=== Task prompt ===
Retype the data below in full, keeping every character as it is.

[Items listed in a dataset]
________________________________________

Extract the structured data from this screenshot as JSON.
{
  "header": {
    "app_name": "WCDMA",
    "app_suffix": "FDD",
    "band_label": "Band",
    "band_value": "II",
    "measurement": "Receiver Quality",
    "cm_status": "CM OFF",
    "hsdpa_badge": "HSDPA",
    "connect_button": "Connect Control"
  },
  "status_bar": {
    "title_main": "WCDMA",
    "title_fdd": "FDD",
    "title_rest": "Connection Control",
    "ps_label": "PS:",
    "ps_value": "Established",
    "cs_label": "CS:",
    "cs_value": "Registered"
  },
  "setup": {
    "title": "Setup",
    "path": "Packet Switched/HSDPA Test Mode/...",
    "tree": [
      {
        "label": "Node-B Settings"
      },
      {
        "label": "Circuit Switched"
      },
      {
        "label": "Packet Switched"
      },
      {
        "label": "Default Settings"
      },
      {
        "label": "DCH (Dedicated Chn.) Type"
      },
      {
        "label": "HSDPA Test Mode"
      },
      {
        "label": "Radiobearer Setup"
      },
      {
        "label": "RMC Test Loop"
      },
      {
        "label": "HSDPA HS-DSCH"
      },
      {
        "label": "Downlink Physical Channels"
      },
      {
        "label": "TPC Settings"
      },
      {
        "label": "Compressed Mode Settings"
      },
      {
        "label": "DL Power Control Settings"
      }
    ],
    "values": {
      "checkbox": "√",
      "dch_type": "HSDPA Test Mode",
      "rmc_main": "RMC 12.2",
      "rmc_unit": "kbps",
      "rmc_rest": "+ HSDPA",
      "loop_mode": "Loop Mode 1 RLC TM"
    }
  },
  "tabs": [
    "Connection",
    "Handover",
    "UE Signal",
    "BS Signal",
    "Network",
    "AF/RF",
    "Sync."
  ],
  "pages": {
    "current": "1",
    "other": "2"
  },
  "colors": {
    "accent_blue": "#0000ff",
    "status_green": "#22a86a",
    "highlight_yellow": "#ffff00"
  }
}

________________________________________

=== Task solution ===
Extract the structured data from this screenshot as JSON.
{
  "header": {
    "app_name": "WCDMA",
    "app_suffix": "FDD",
    "band_label": "Band",
    "band_value": "II",
    "measurement": "Receiver Quality",
    "cm_status": "CM OFF",
    "hsdpa_badge": "HSDPA",
    "connect_button": "Connect Control"
  },
  "status_bar": {
    "title_main": "WCDMA",
    "title_fdd": "FDD",
    "title_rest": "Connection Control",
    "ps_label": "PS:",
    "ps_value": "Established",
    "cs_label": "CS:",
    "cs_value": "Registered"
  },
  "setup": {
    "title": "Setup",
    "path": "Packet Switched/HSDPA Test Mode/...",
    "tree": [
      {
        "label": "Node-B Settings"
      },
      {
        "label": "Circuit Switched"
      },
      {
        "label": "Packet Switched"
      },
      {
        "label": "Default Settings"
      },
      {
        "label": "DCH (Dedicated Chn.) Type"
      },
      {
        "label": "HSDPA Test Mode"
      },
      {
        "label": "Radiobearer Setup"
      },
      {
        "label": "RMC Test Loop"
      },
      {
        "label": "HSDPA HS-DSCH"
      },
      {
        "label": "Downlink Physical Channels"
      },
      {
        "label": "TPC Settings"
      },
      {
        "label": "Compressed Mode Settings"
      },
      {
        "label": "DL Power Control Settings"
      }
    ],
    "values": {
      "checkbox": "√",
      "dch_type": "HSDPA Test Mode",
      "rmc_main": "RMC 12.2",
      "rmc_unit": "kbps",
      "rmc_rest": "+ HSDPA",
      "loop_mode": "Loop Mode 1 RLC TM"
    }
  },
  "tabs": [
    "Connection",
    "Handover",
    "UE Signal",
    "BS Signal",
    "Network",
    "AF/RF",
    "Sync."
  ],
  "pages": {
    "current": "1",
    "other": "2"
  },
  "colors": {
    "accent_blue": "#0000ff",
    "status_green": "#22a86a",
    "highlight_yellow": "#ffff00"
  }
}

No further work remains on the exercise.